Author Notes

Born in 1906 in Breslau, Germany, now part of Poland, Dietrich Bonhoeffer became a radical theologian. He was raised in a home where the intellect was honored. His father was a physician and professor of psychiatry at the University of Berlin. Such scholars as the church historian Adolph von Harnack, the theologian and sociohistorian Ernst Troeltsch, and Max Weber, a founder of modern sociology, were frequent guests of the Bonhoeffers.

A precocious student who evidenced a degree of independence of thought that was at odds with the reverence in which his fellow students held their professors, Bonhoeffer decided early on the church and theology as his life's work. He was a product of liberal studies that were greatly influenced by Karl Barth.

Bonhoeffer's doctoral dissertation, Sanctorum Communio: A Dogmatic Investigation of the Sociology of the Church, was published in 1930, at the time he was teaching theology at the University of Berlin. A year's study in the United States followed and leadership of the World Alliance of Churches, where his flair for languages and his genial disposition won him many friends. His American and British friends tried unsuccessfully to dissuade him from returning to Germany after the rise of Hitler in 1932. But Bonhoeffer returned, and joining the so-called Confessing Church of those who resisted Germanizing the church, he conducted an illegal seminary in Finkenwalde. Out of this experience came his Life Together; out of his struggles to encourage Christians to resist the Nazis came The Cost of Discipleship, his study of the Sermon on the Mount.

Although Bonhoeffer escaped military duty by joining the intelligence service, he was eventually arrested and imprisoned by the Gestapo and was linked to the attempt on Hitler's life. His Letters and Papers from Prison (translated in 1953), was his testimony of faith; the writing gave the American death of God movement the term religionless Christianity.

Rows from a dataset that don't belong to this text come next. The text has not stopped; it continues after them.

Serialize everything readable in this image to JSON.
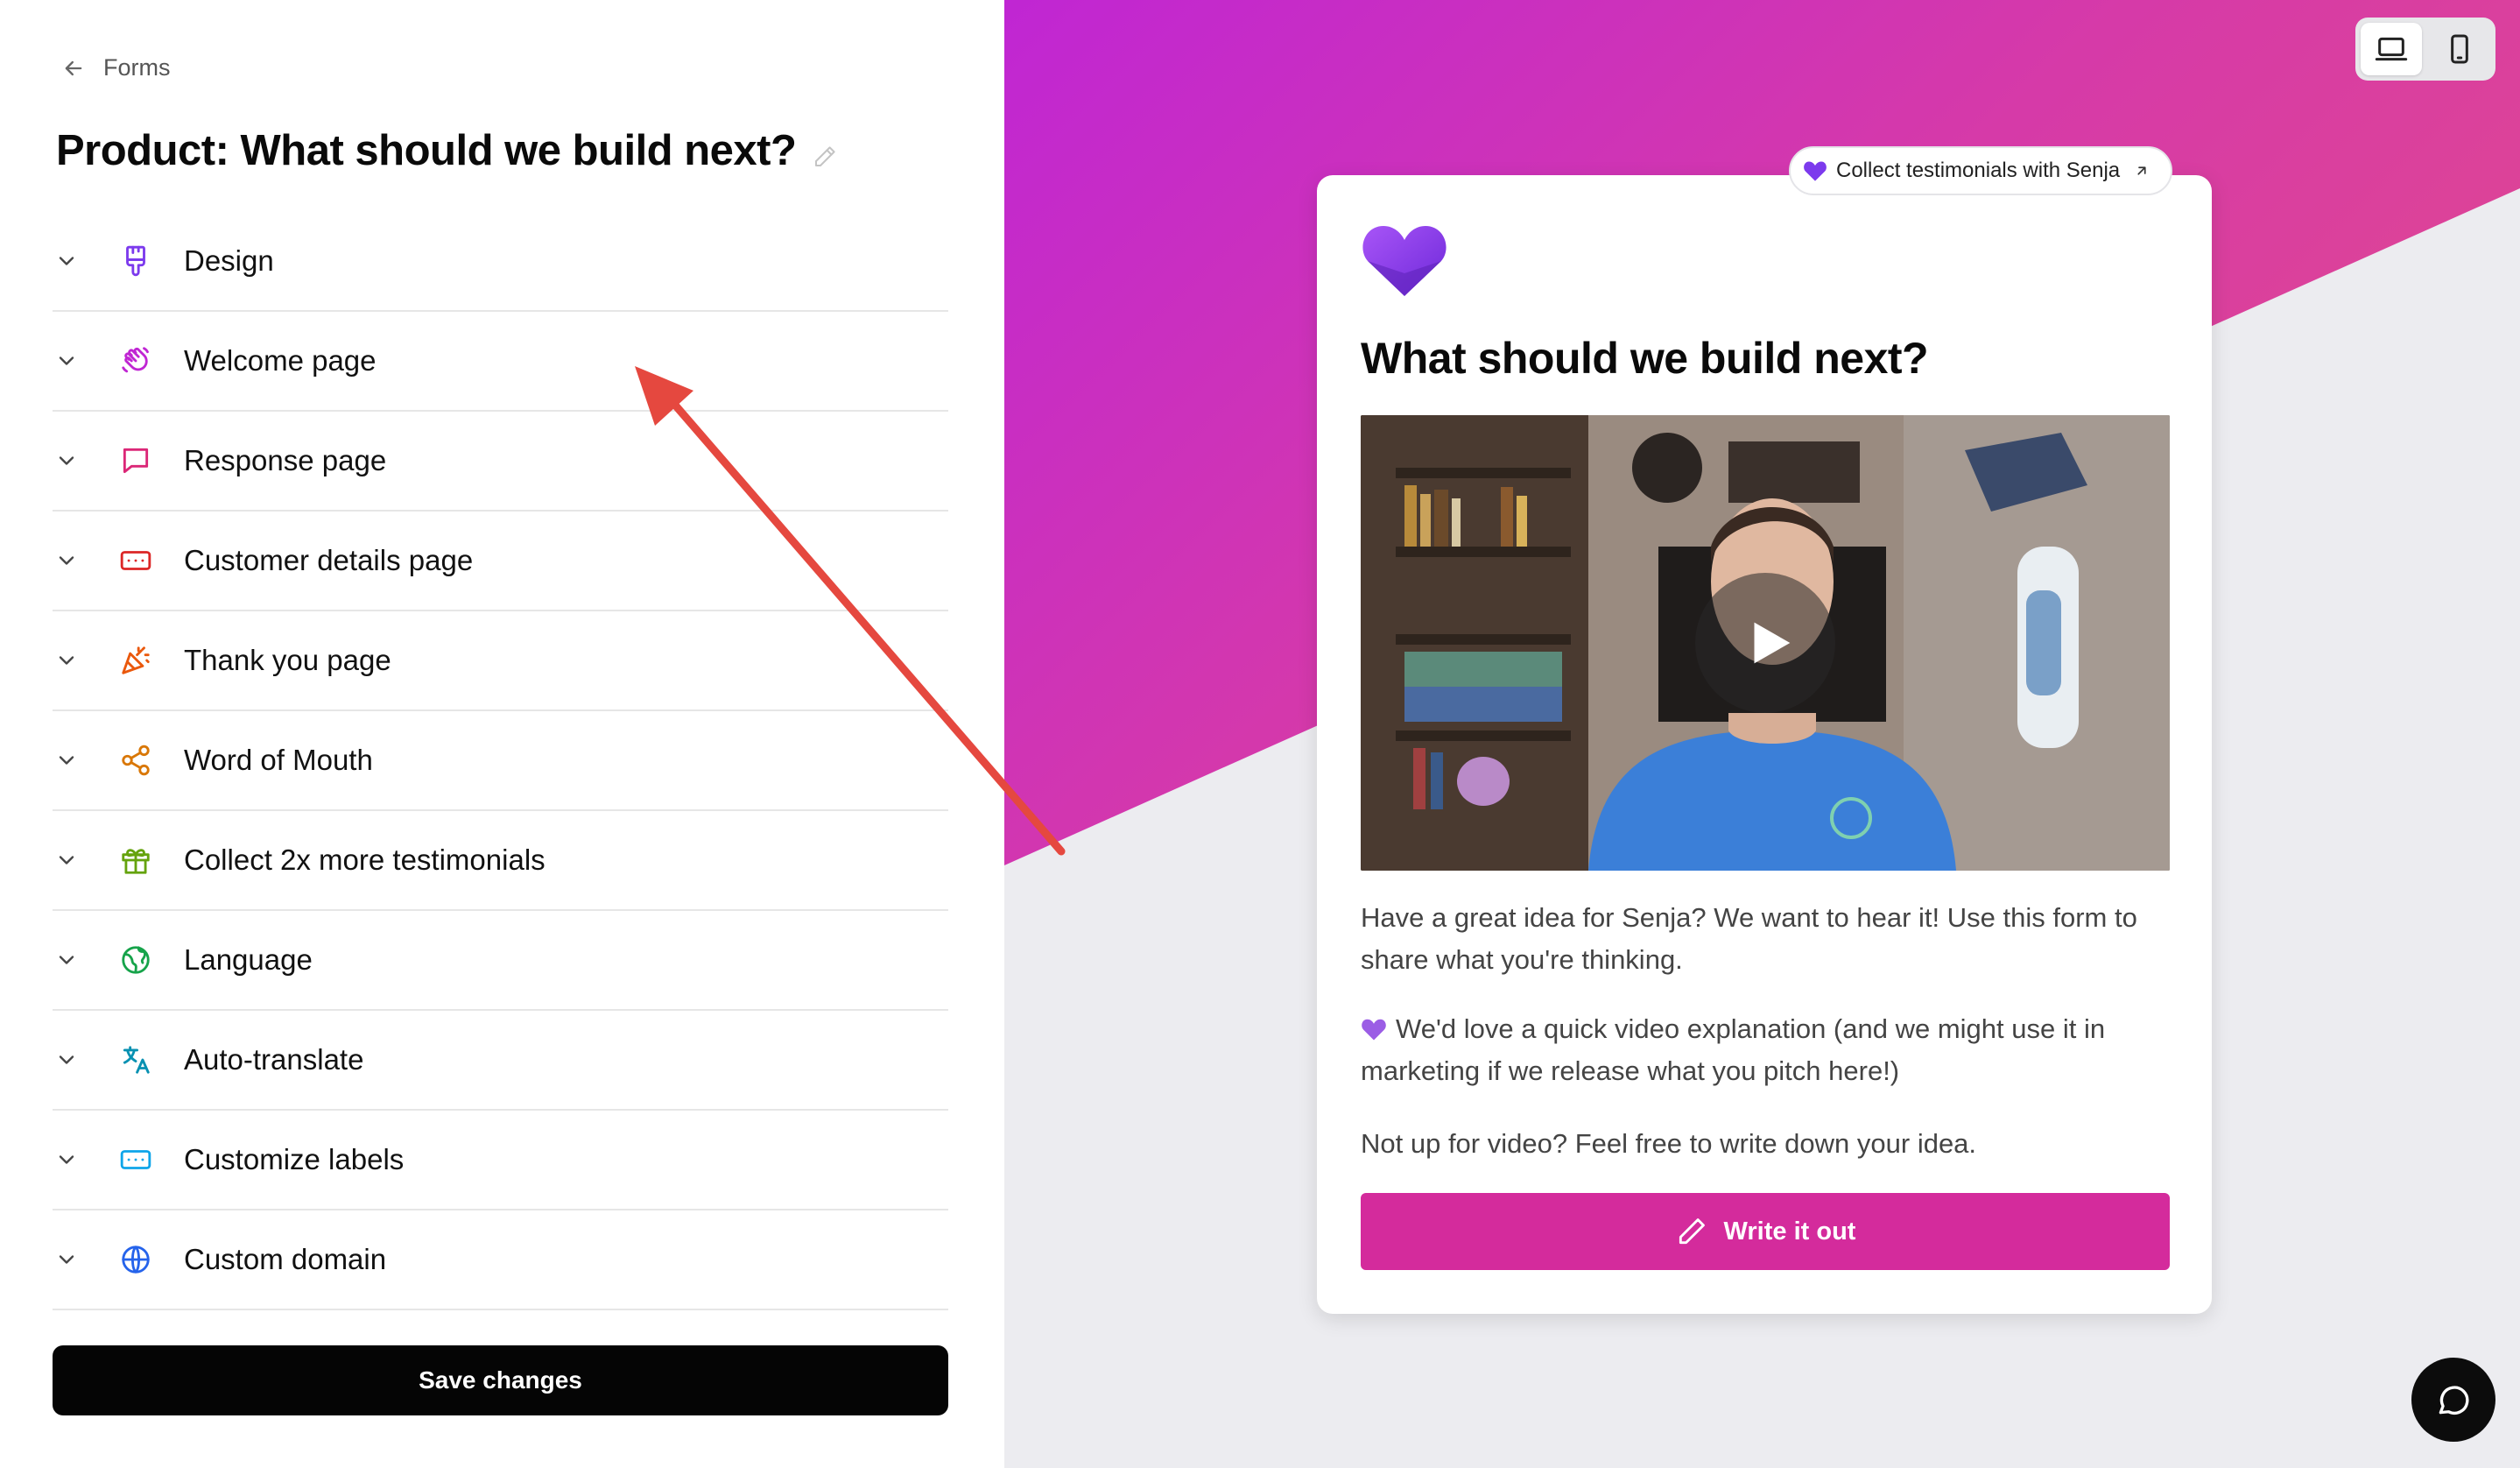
{
  "nav": {
    "back_label": "Forms"
  },
  "page": {
    "title": "Product: What should we build next?"
  },
  "sections": [
    {
      "label": "Design",
      "icon": "paint-brush-icon",
      "color": "#7c3aed"
    },
    {
      "label": "Welcome page",
      "icon": "waving-hand-icon",
      "color": "#c026d3"
    },
    {
      "label": "Response page",
      "icon": "chat-bubble-icon",
      "color": "#db2777"
    },
    {
      "label": "Customer details page",
      "icon": "id-card-icon",
      "color": "#dc2626"
    },
    {
      "label": "Thank you page",
      "icon": "party-popper-icon",
      "color": "#ea580c"
    },
    {
      "label": "Word of Mouth",
      "icon": "share-icon",
      "color": "#d97706"
    },
    {
      "label": "Collect 2x more testimonials",
      "icon": "gift-icon",
      "color": "#65a30d"
    },
    {
      "label": "Language",
      "icon": "globe-leaf-icon",
      "color": "#16a34a"
    },
    {
      "label": "Auto-translate",
      "icon": "translate-icon",
      "color": "#0891b2"
    },
    {
      "label": "Customize labels",
      "icon": "text-input-icon",
      "color": "#0ea5e9"
    },
    {
      "label": "Custom domain",
      "icon": "globe-icon",
      "color": "#2563eb"
    }
  ],
  "actions": {
    "save_label": "Save changes"
  },
  "preview": {
    "badge_label": "Collect testimonials with Senja",
    "form_title": "What should we build next?",
    "paragraph_1": "Have a great idea for Senja? We want to hear it! Use this form to share what you're thinking.",
    "paragraph_2": "We'd love a quick video explanation (and we might use it in marketing if we release what you pitch here!)",
    "paragraph_3": "Not up for video? Feel free to write down your idea.",
    "write_button_label": "Write it out",
    "accent_color": "#d42b9c",
    "brand_color": "#7c3aed"
  },
  "device_toggle": {
    "options": [
      "desktop-icon",
      "mobile-icon"
    ],
    "selected": "desktop-icon"
  }
}
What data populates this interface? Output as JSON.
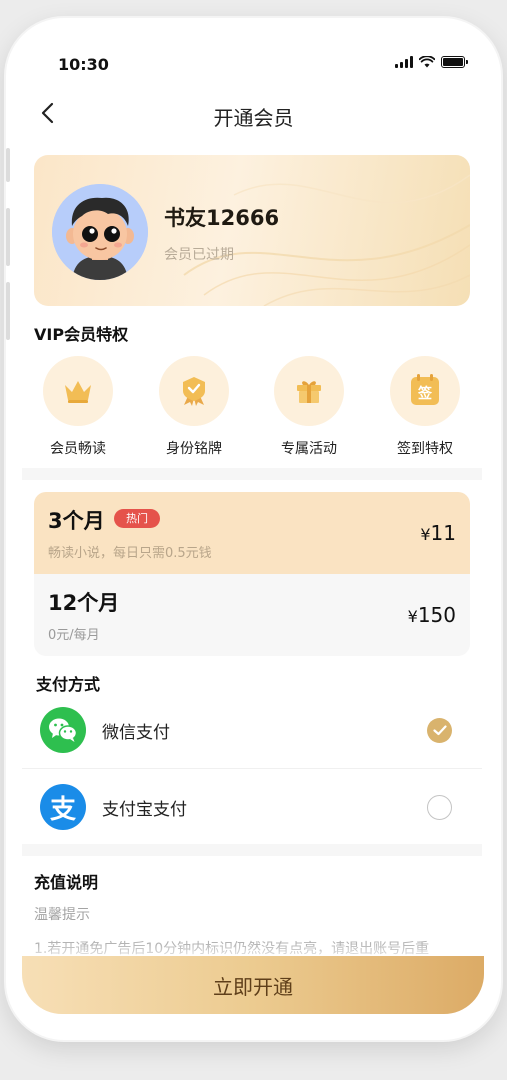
{
  "status_bar": {
    "time": "10:30"
  },
  "nav": {
    "title": "开通会员"
  },
  "member": {
    "name": "书友12666",
    "status": "会员已过期"
  },
  "vip_section": {
    "title": "VIP会员特权",
    "perks": [
      {
        "label": "会员畅读",
        "icon": "crown-icon"
      },
      {
        "label": "身份铭牌",
        "icon": "badge-icon"
      },
      {
        "label": "专属活动",
        "icon": "gift-icon"
      },
      {
        "label": "签到特权",
        "icon": "calendar-sign-icon",
        "icon_text": "签"
      }
    ]
  },
  "plans": [
    {
      "name": "3个月",
      "badge": "热门",
      "desc": "畅读小说，每日只需0.5元钱",
      "currency": "¥",
      "price": "11",
      "selected": true
    },
    {
      "name": "12个月",
      "badge": "",
      "desc": "0元/每月",
      "currency": "¥",
      "price": "150",
      "selected": false
    }
  ],
  "payment": {
    "title": "支付方式",
    "methods": [
      {
        "label": "微信支付",
        "icon": "wechat-icon",
        "color": "#2ebf4f",
        "selected": true
      },
      {
        "label": "支付宝支付",
        "icon": "alipay-icon",
        "icon_text": "支",
        "color": "#1a8ce8",
        "selected": false
      }
    ]
  },
  "notes": {
    "title": "充值说明",
    "subtitle": "温馨提示",
    "line1": "1.若开通免广告后10分钟内标识仍然没有点亮，请退出账号后重"
  },
  "cta": {
    "label": "立即开通"
  },
  "colors": {
    "gold": "#d9b36d",
    "hot_badge": "#e5534b",
    "card_bg": "#fbe6c8"
  }
}
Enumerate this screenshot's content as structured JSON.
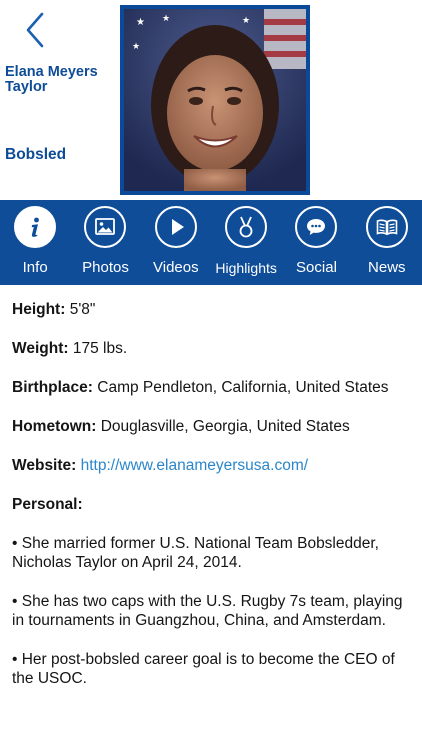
{
  "header": {
    "name": "Elana Meyers Taylor",
    "sport": "Bobsled"
  },
  "tabs": [
    {
      "label": "Info",
      "icon": "info-icon",
      "active": true
    },
    {
      "label": "Photos",
      "icon": "image-icon",
      "active": false
    },
    {
      "label": "Videos",
      "icon": "play-icon",
      "active": false
    },
    {
      "label": "Highlights",
      "icon": "medal-icon",
      "active": false
    },
    {
      "label": "Social",
      "icon": "chat-icon",
      "active": false
    },
    {
      "label": "News",
      "icon": "newspaper-icon",
      "active": false
    }
  ],
  "info": {
    "height_label": "Height:",
    "height_value": "5'8\"",
    "weight_label": "Weight:",
    "weight_value": "175 lbs.",
    "birthplace_label": "Birthplace:",
    "birthplace_value": "Camp Pendleton, California, United States",
    "hometown_label": "Hometown:",
    "hometown_value": "Douglasville, Georgia, United States",
    "website_label": "Website:",
    "website_value": "http://www.elanameyersusa.com/",
    "personal_label": "Personal:",
    "personal_items": [
      "• She married former U.S. National Team Bobsledder, Nicholas Taylor on April 24, 2014.",
      "• She has two caps with the U.S. Rugby 7s team, playing in tournaments in Guangzhou, China, and Amsterdam.",
      "• Her post-bobsled career goal is to become the CEO of the USOC."
    ]
  },
  "colors": {
    "brand_blue": "#0f4d99",
    "name_blue": "#0e4c96",
    "link_blue": "#2b86c9"
  }
}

Bonhoeffer was killed in 1945 while he was in prison in Flossenburg.

(Bowker Author Biography)